Many of the terms in a standard-form contract may need to be simplified or removed altogether. Bear in mind that amending these types of contracts can be expensive for startups in terms of management time and legal fees, especially in the early stages of their lifecycle. Pragmatism, flexibility and a timely approach to the deal will help ensure that the deal doesn’t fall over before it has even been signed. Set the tone for open communication to establish a good commercial relationship.
The startup will want to be sure that the contract is appropriately tailored to the deal and that the provisions fairly reflect its position. It may choose to propose a first draft of the agreement itself or share its own bespoke terms and conditions, which may be a more relevant starting point.
Ideally, both the commercial team and the legal team within the corporate will work side-by-side to ensure that the corporate puts forward one aligned position. This will negate the need to unravel any terms which the startup may have felt had already been commercially agreed.
Consider working with your legal team to create a brief legal contract specifically for working with startups, designed for faster completion. If you do, it should aim to appropriately apportion risk without being prohibitively burdensome for startups. The terms will of course depend on your sector and the types of startups you contract with.
Irrespective of the subject matter of any commercial arrangement, a few areas will be of underlying importance when negotiating legal contracts:
● Payment terms
● Intellectual Property
Also consider data protection, commercial arrangements and specific regulations within regulated sectors
A successful negotiation process relies on clear communication between relevant stakeholders, the timely involvement of the legal team and alignment on key contractual terms. This will ensure that any agreement reached adequately reflects the commercial terms and has the approval of your external or in-house legal team. It will also help to prevent unnecessary delays.
Although sometimes it’s more efficient to go straight to negotiating the detailed contract itself, you can speed the process by making sure that fundamental commercial terms are agreed before legal documents are put into play. They then form the basis of the contract, leading to a smoother legal process. Start to work with your legal team early on to document any agreed terms in a summary email or, if a more formal approach is required, a Heads of Terms or Memorandum of Understanding document.
Discuss with your legal team whether the legal aspects of startup engagements can be streamlined and processes optimised.

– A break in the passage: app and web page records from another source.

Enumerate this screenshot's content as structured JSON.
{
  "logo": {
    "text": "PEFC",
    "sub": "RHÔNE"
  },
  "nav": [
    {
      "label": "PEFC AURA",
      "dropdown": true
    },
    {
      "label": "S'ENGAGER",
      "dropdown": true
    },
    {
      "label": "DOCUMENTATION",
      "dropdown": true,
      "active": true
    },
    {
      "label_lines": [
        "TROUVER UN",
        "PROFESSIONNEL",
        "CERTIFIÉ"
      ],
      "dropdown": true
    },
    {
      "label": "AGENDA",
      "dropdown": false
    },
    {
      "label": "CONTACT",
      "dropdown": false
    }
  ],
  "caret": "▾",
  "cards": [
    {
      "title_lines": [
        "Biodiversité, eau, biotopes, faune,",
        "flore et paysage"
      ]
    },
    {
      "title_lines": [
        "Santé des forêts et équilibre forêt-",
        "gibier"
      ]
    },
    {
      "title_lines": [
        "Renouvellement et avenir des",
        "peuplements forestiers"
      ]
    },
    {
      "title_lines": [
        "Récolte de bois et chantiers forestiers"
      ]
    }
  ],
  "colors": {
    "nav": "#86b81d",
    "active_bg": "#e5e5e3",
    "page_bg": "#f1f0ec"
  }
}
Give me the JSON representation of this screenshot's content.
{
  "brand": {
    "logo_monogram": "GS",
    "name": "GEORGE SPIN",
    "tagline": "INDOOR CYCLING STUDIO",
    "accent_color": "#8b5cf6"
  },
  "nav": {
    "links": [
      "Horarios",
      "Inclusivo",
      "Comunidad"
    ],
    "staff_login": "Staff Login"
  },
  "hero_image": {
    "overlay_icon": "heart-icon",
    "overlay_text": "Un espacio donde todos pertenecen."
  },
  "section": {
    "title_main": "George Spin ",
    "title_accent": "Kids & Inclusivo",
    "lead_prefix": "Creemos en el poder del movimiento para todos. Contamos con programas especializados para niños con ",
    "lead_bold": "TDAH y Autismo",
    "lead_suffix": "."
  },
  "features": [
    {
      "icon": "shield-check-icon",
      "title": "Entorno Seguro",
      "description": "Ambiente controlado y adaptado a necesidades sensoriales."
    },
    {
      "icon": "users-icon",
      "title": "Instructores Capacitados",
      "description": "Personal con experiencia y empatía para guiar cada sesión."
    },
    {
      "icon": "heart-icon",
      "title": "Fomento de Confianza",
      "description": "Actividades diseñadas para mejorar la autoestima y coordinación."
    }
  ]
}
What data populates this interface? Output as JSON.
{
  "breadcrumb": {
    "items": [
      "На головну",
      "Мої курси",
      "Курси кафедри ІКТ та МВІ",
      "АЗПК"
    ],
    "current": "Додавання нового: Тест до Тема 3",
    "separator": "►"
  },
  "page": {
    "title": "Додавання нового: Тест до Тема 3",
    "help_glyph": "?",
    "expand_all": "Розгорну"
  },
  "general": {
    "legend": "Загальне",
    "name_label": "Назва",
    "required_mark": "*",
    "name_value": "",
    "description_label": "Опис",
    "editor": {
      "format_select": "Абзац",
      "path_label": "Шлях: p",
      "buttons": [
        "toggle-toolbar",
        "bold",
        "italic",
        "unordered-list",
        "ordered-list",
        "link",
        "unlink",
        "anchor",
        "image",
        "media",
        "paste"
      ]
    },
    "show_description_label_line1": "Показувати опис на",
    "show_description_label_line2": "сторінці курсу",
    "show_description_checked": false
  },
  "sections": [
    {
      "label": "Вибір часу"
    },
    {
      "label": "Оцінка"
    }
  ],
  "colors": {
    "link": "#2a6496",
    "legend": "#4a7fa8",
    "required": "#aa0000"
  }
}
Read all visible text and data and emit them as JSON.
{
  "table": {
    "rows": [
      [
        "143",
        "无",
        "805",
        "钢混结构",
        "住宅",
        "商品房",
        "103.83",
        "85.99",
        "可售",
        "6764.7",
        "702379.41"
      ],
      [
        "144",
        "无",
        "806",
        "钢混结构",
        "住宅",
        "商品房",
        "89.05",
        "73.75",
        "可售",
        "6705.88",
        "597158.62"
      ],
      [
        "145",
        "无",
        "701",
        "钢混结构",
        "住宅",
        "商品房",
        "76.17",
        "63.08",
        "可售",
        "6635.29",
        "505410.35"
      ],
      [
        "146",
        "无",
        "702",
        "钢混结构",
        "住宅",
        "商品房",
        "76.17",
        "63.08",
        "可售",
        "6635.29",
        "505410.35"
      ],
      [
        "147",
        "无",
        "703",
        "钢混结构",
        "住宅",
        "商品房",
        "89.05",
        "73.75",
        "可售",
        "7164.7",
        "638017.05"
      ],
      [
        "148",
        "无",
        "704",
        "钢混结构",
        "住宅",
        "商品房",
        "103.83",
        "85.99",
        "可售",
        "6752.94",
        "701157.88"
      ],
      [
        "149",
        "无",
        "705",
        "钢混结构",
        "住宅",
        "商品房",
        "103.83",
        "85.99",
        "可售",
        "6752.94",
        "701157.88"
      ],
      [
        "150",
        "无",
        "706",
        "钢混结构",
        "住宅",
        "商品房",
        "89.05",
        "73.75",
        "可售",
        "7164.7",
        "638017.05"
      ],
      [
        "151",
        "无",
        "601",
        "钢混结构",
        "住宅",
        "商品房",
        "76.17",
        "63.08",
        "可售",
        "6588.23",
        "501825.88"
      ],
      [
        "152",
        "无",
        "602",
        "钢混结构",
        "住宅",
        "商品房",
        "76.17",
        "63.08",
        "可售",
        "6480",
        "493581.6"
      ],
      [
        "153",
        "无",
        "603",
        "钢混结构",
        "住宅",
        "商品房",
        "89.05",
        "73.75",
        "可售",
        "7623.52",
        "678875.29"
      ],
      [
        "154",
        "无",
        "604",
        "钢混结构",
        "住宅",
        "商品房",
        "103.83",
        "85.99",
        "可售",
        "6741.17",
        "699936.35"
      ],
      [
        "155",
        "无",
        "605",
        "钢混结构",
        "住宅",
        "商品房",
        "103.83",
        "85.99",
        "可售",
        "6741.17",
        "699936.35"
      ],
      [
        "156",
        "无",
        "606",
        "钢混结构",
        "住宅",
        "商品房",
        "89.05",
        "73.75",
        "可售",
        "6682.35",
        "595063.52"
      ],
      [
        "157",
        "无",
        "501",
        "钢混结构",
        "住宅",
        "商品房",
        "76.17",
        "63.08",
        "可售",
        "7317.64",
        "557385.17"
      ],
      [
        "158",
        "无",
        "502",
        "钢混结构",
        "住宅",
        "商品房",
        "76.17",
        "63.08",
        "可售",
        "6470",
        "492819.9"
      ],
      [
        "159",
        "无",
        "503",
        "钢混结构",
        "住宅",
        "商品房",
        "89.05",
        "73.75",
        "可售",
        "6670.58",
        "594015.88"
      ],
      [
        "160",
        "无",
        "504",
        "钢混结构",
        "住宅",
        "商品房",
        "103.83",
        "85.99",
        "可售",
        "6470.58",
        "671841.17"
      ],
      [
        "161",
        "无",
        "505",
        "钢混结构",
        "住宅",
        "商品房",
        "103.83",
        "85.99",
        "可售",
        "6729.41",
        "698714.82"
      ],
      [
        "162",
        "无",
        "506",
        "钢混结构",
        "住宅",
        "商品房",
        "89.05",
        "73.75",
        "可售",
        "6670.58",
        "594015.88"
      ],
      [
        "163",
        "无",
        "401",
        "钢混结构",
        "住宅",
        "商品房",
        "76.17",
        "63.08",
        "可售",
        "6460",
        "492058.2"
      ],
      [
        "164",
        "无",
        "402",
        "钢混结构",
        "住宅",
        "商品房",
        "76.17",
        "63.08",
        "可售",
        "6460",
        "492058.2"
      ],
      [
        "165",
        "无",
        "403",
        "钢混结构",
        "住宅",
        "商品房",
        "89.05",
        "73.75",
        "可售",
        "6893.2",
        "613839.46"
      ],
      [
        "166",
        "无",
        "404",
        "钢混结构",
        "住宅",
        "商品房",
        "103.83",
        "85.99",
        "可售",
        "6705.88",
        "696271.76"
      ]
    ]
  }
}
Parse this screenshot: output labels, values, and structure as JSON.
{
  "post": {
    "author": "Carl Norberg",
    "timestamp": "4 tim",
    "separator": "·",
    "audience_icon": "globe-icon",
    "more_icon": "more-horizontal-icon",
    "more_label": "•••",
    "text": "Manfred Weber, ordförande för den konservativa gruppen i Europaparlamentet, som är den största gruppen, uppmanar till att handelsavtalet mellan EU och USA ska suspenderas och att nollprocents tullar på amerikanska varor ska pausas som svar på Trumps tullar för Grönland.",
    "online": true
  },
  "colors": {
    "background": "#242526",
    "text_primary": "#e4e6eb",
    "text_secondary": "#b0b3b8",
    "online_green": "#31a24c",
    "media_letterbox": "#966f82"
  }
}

This would reduce additional work and delays.
Whilst there will always be a need for individual contract elements in open innovation, some areas differ to regular contracts and could be standardised to create a fit-for-purpose open innovation contract. Standardised contracts should be optimised to protect against an appropriate level of risk for the transaction type and therefore speed up the legal process and the whole transaction.